Needless to say, it’s teachers who make up these educational institutions. And, we don’t care for them. Look at the plight of our school teachers. Primary and secondary schools, in a sense, are far more important than colleges, because that’s where children in their formative years are. Basic values are picked up in schools. And when you have teachers who are poorly paid and demotivated, what sort of students can we expect from the schools? From these schools, students move on to colleges, and the story continues there.
To begin with, teachers, especially in schools, need to be better paid. They get a pittance compared to their counterparts in colleges and universities. And the burden in schools is no less compared to colleges; in some ways it’s more.
Good pay will achieve two objectives: one, we will have more number of good teachers. There are surely many people who love to teach but who are keeping away because of bad pay. Two, they will be more motivated, and their quality levels will proportionately go up.
Secondly, there are many systemic bottlenecks and official rigmarole that stifle creativity. Decisions on academics should be left to the wisdom of teachers. They should have more resources at their disposal. True, lot of money is pumped into educational institutions. But not all of it is going where it should. There is very less money for experiments, research and such academic pursuits.
But the bright side is that in spite of extremely poor working conditions, we have teachers, who are selflessly working, fully committed to not just the academic excellence of students but to their all-round development. They don’t go after money; they don’t care for honours. Their rewards are the affection and respect of their students. Their joy lies in seeing their students becoming good citizens useful to the society they live in.

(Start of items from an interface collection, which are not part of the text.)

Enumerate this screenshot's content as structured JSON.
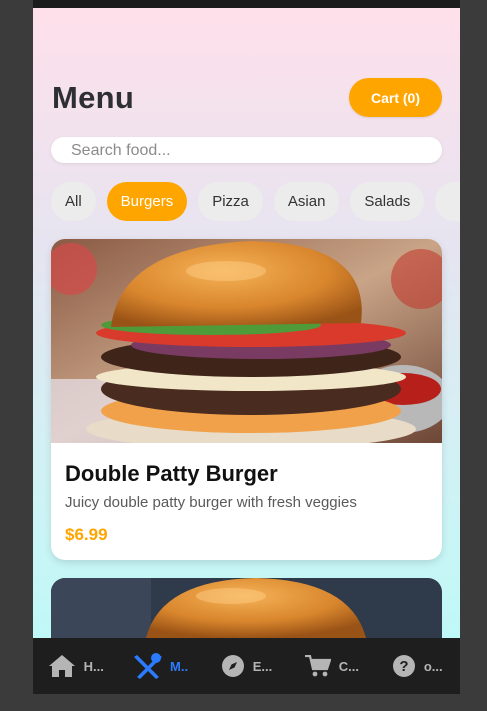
{
  "header": {
    "title": "Menu",
    "cart_label": "Cart (0)"
  },
  "search": {
    "placeholder": "Search food..."
  },
  "categories": {
    "items": [
      "All",
      "Burgers",
      "Pizza",
      "Asian",
      "Salads"
    ],
    "selected": "Burgers"
  },
  "menu_items": [
    {
      "name": "Double Patty Burger",
      "description": "Juicy double patty burger with fresh veggies",
      "price": "$6.99"
    }
  ],
  "bottom_nav": {
    "items": [
      {
        "label": "H...",
        "icon": "home-icon"
      },
      {
        "label": "M..",
        "icon": "utensils-icon"
      },
      {
        "label": "E...",
        "icon": "compass-icon"
      },
      {
        "label": "C...",
        "icon": "cart-icon"
      },
      {
        "label": "o...",
        "icon": "help-icon"
      }
    ],
    "active_index": 1
  },
  "colors": {
    "accent": "#ffa500",
    "nav_active": "#2b7bff",
    "nav_background": "#1e1e1e"
  }
}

But sadly it’s a very small number for a big country like ours. We can’t be the powerhouse we aspire to be, if we don’t invest in teachers. Advanced nations are what they are because of the excellent quality of their educational institutions. It’s not too late for people who run schools to wake up, and the least they can do is to give the teachers their due.